Required action:
Return the data below unaltered, but strip out the pictures.

[Items listed in a dataset]
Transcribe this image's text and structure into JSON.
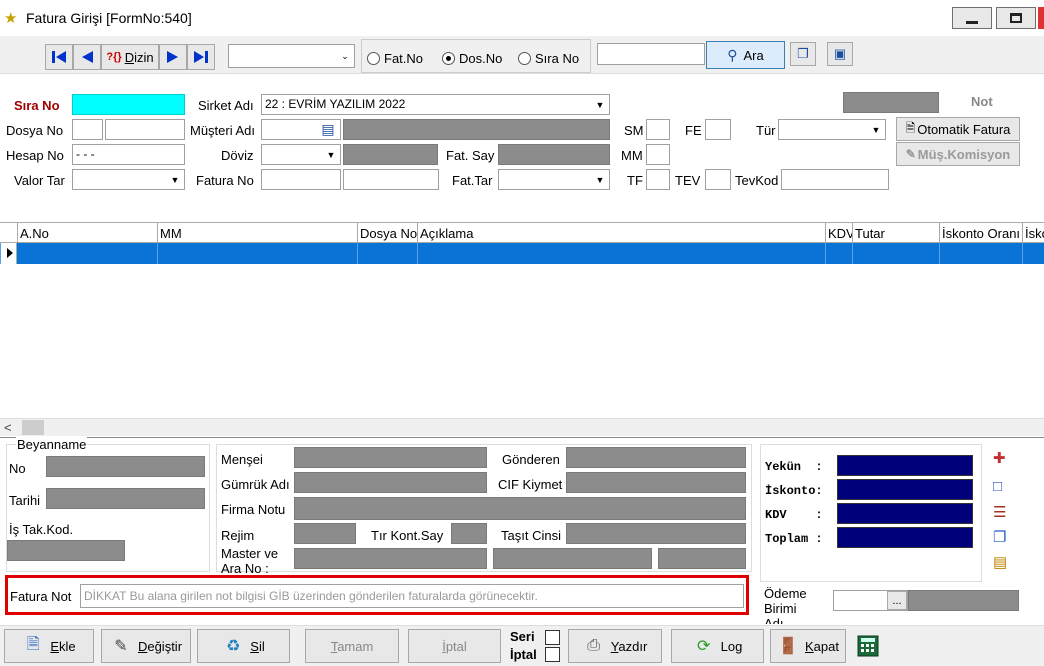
{
  "window": {
    "title": "Fatura Girişi [FormNo:540]"
  },
  "toolbar": {
    "dizin_label": "Dizin",
    "radio_fatno": "Fat.No",
    "radio_dosno": "Dos.No",
    "radio_sirano": "Sıra No",
    "search_button": "Ara"
  },
  "header": {
    "sira_no_label": "Sıra No",
    "sirket_adi_label": "Sirket Adı",
    "sirket_adi_value": "22 : EVRİM YAZILIM  2022",
    "not_label": "Not",
    "dosya_no_label": "Dosya No",
    "musteri_adi_label": "Müşteri Adı",
    "sm_label": "SM",
    "fe_label": "FE",
    "tur_label": "Tür",
    "otomatik_fatura_button": "Otomatik Fatura",
    "hesap_no_label": "Hesap No",
    "hesap_no_value": " - - -",
    "doviz_label": "Döviz",
    "fat_say_label": "Fat. Say",
    "mm_label": "MM",
    "mus_komisyon_button": "Müş.Komisyon",
    "valor_tar_label": "Valor Tar",
    "fatura_no_label": "Fatura No",
    "fat_tar_label": "Fat.Tar",
    "tf_label": "TF",
    "tev_label": "TEV",
    "tevkod_label": "TevKod"
  },
  "grid": {
    "columns": [
      "A.No",
      "MM",
      "Dosya No",
      "Açıklama",
      "KDV",
      "Tutar",
      "İskonto Oranı",
      "İsko"
    ]
  },
  "beyanname": {
    "group_label": "Beyanname",
    "no_label": "No",
    "tarihi_label": "Tarihi",
    "is_tak_kod_label": "İş Tak.Kod."
  },
  "details": {
    "mensei_label": "Menşei",
    "gonderen_label": "Gönderen",
    "gumruk_adi_label": "Gümrük Adı",
    "cif_kiymet_label": "CIF Kiymet",
    "firma_notu_label": "Firma Notu",
    "rejim_label": "Rejim",
    "tir_kont_say_label": "Tır Kont.Say",
    "tasit_cinsi_label": "Taşıt Cinsi",
    "master_label": "Master ve",
    "ara_no_label": "Ara No :"
  },
  "totals": {
    "yekun_label": "Yekün  :",
    "iskonto_label": "İskonto:",
    "kdv_label": "KDV    :",
    "toplam_label": "Toplam :"
  },
  "fatura_not": {
    "label": "Fatura Not",
    "placeholder": "DİKKAT Bu alana girilen not bilgisi GİB üzerinden gönderilen faturalarda görünecektir."
  },
  "odeme": {
    "label_1": "Ödeme",
    "label_2": "Birimi",
    "label_3": "Adı",
    "button": "..."
  },
  "bottom_bar": {
    "ekle": "Ekle",
    "degistir": "Değiştir",
    "sil": "Sil",
    "tamam": "Tamam",
    "iptal": "İptal",
    "seri_label": "Seri",
    "iptal_label": "İptal",
    "yazdir": "Yazdır",
    "log": "Log",
    "kapat": "Kapat"
  },
  "colors": {
    "title_bar": "#ffffff",
    "highlight_cyan": "#00ffff",
    "grid_selection": "#0a74d6",
    "sira_no_red": "#a00000",
    "alert_border": "#e00000",
    "totals_navy": "#00007a"
  }
}
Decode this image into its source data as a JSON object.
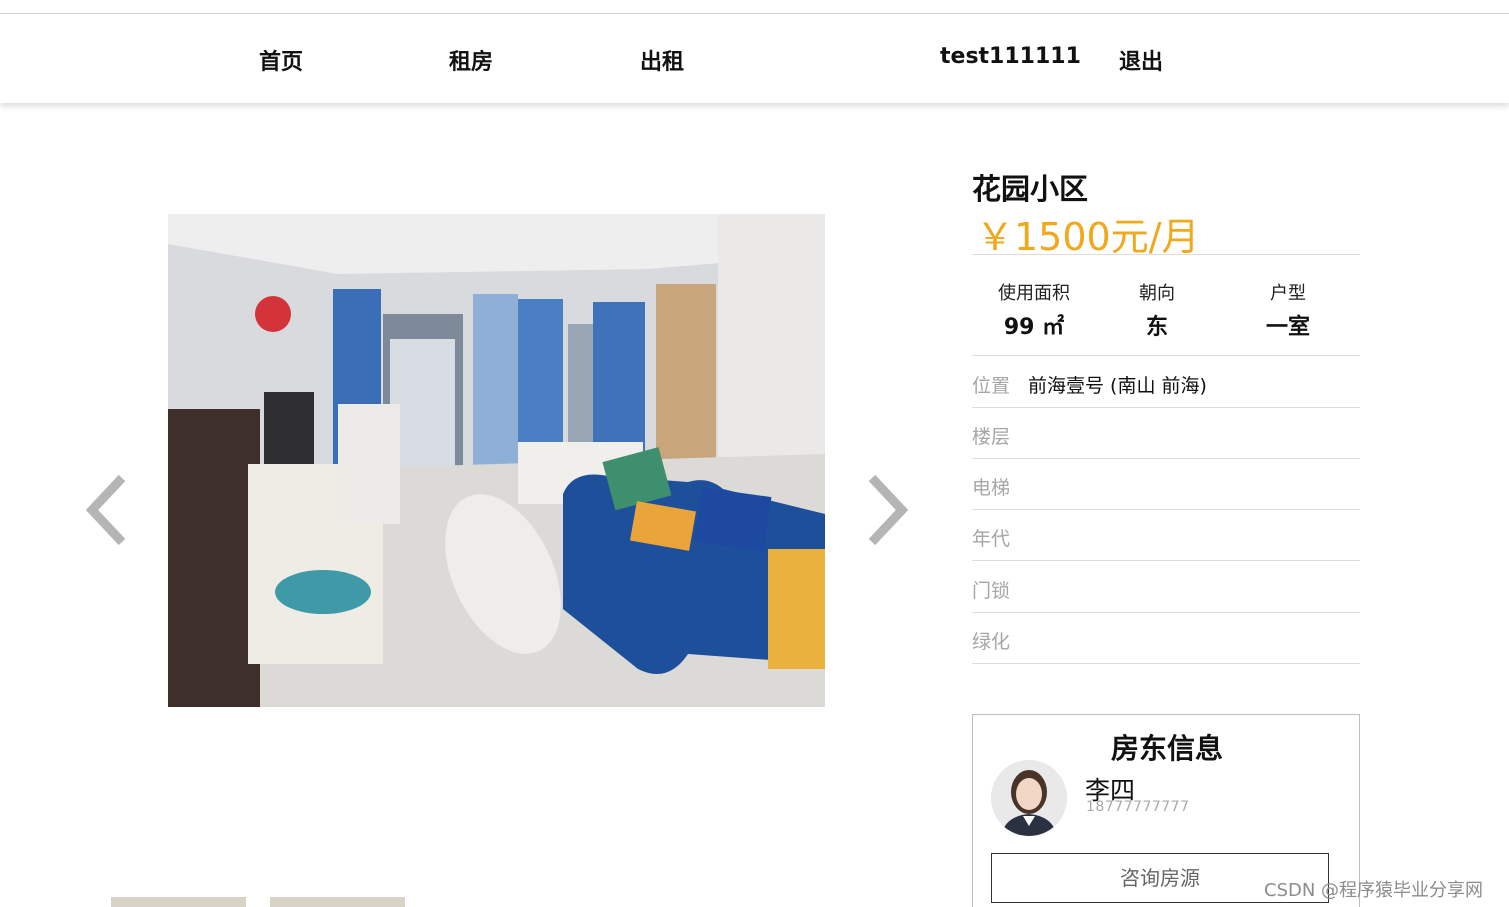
{
  "nav": {
    "home": "首页",
    "rent": "租房",
    "let": "出租",
    "username": "test111111",
    "logout": "退出"
  },
  "listing": {
    "title": "花园小区",
    "price": "￥1500元/月",
    "stats": [
      {
        "label": "使用面积",
        "value": "99 ㎡"
      },
      {
        "label": "朝向",
        "value": "东"
      },
      {
        "label": "户型",
        "value": "一室"
      }
    ],
    "rows": [
      {
        "label": "位置",
        "value": "前海壹号 (南山 前海)"
      },
      {
        "label": "楼层",
        "value": ""
      },
      {
        "label": "电梯",
        "value": ""
      },
      {
        "label": "年代",
        "value": ""
      },
      {
        "label": "门锁",
        "value": ""
      },
      {
        "label": "绿化",
        "value": ""
      }
    ]
  },
  "landlord": {
    "heading": "房东信息",
    "name": "李四",
    "phone": "18777777777",
    "consult_label": "咨询房源"
  },
  "icons": {
    "prev": "chevron-left-icon",
    "next": "chevron-right-icon"
  },
  "colors": {
    "price": "#f0a81c",
    "sofa": "#1e4f9a"
  },
  "watermark": "CSDN @程序猿毕业分享网"
}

Exercise result:
Transcribe this image's text and structure into JSON.
{
  "window": {
    "title": "Fatura Girişi [FormNo:540]"
  },
  "toolbar": {
    "dizin_label": "Dizin",
    "radio_fatno": "Fat.No",
    "radio_dosno": "Dos.No",
    "radio_sirano": "Sıra No",
    "search_button": "Ara"
  },
  "header": {
    "sira_no_label": "Sıra No",
    "sirket_adi_label": "Sirket Adı",
    "sirket_adi_value": "22 : EVRİM YAZILIM  2022",
    "not_label": "Not",
    "dosya_no_label": "Dosya No",
    "musteri_adi_label": "Müşteri Adı",
    "sm_label": "SM",
    "fe_label": "FE",
    "tur_label": "Tür",
    "otomatik_fatura_button": "Otomatik Fatura",
    "hesap_no_label": "Hesap No",
    "hesap_no_value": " - - -",
    "doviz_label": "Döviz",
    "fat_say_label": "Fat. Say",
    "mm_label": "MM",
    "mus_komisyon_button": "Müş.Komisyon",
    "valor_tar_label": "Valor Tar",
    "fatura_no_label": "Fatura No",
    "fat_tar_label": "Fat.Tar",
    "tf_label": "TF",
    "tev_label": "TEV",
    "tevkod_label": "TevKod"
  },
  "grid": {
    "columns": [
      "A.No",
      "MM",
      "Dosya No",
      "Açıklama",
      "KDV",
      "Tutar",
      "İskonto Oranı",
      "İsko"
    ]
  },
  "beyanname": {
    "group_label": "Beyanname",
    "no_label": "No",
    "tarihi_label": "Tarihi",
    "is_tak_kod_label": "İş Tak.Kod."
  },
  "details": {
    "mensei_label": "Menşei",
    "gonderen_label": "Gönderen",
    "gumruk_adi_label": "Gümrük Adı",
    "cif_kiymet_label": "CIF Kiymet",
    "firma_notu_label": "Firma Notu",
    "rejim_label": "Rejim",
    "tir_kont_say_label": "Tır Kont.Say",
    "tasit_cinsi_label": "Taşıt Cinsi",
    "master_label": "Master ve",
    "ara_no_label": "Ara No :"
  },
  "totals": {
    "yekun_label": "Yekün  :",
    "iskonto_label": "İskonto:",
    "kdv_label": "KDV    :",
    "toplam_label": "Toplam :"
  },
  "fatura_not": {
    "label": "Fatura Not",
    "placeholder": "DİKKAT Bu alana girilen not bilgisi GİB üzerinden gönderilen faturalarda görünecektir."
  },
  "odeme": {
    "label_1": "Ödeme",
    "label_2": "Birimi",
    "label_3": "Adı",
    "button": "..."
  },
  "bottom_bar": {
    "ekle": "Ekle",
    "degistir": "Değiştir",
    "sil": "Sil",
    "tamam": "Tamam",
    "iptal": "İptal",
    "seri_label": "Seri",
    "iptal_label": "İptal",
    "yazdir": "Yazdır",
    "log": "Log",
    "kapat": "Kapat"
  },
  "colors": {
    "title_bar": "#ffffff",
    "highlight_cyan": "#00ffff",
    "grid_selection": "#0a74d6",
    "sira_no_red": "#a00000",
    "alert_border": "#e00000",
    "totals_navy": "#00007a"
  }
}
Decode this image into its source data as a JSON object.
{
  "nav": {
    "home": "首页",
    "rent": "租房",
    "let": "出租",
    "username": "test111111",
    "logout": "退出"
  },
  "listing": {
    "title": "花园小区",
    "price": "￥1500元/月",
    "stats": [
      {
        "label": "使用面积",
        "value": "99 ㎡"
      },
      {
        "label": "朝向",
        "value": "东"
      },
      {
        "label": "户型",
        "value": "一室"
      }
    ],
    "rows": [
      {
        "label": "位置",
        "value": "前海壹号 (南山 前海)"
      },
      {
        "label": "楼层",
        "value": ""
      },
      {
        "label": "电梯",
        "value": ""
      },
      {
        "label": "年代",
        "value": ""
      },
      {
        "label": "门锁",
        "value": ""
      },
      {
        "label": "绿化",
        "value": ""
      }
    ]
  },
  "landlord": {
    "heading": "房东信息",
    "name": "李四",
    "phone": "18777777777",
    "consult_label": "咨询房源"
  },
  "icons": {
    "prev": "chevron-left-icon",
    "next": "chevron-right-icon"
  },
  "colors": {
    "price": "#f0a81c",
    "sofa": "#1e4f9a"
  },
  "watermark": "CSDN @程序猿毕业分享网"
}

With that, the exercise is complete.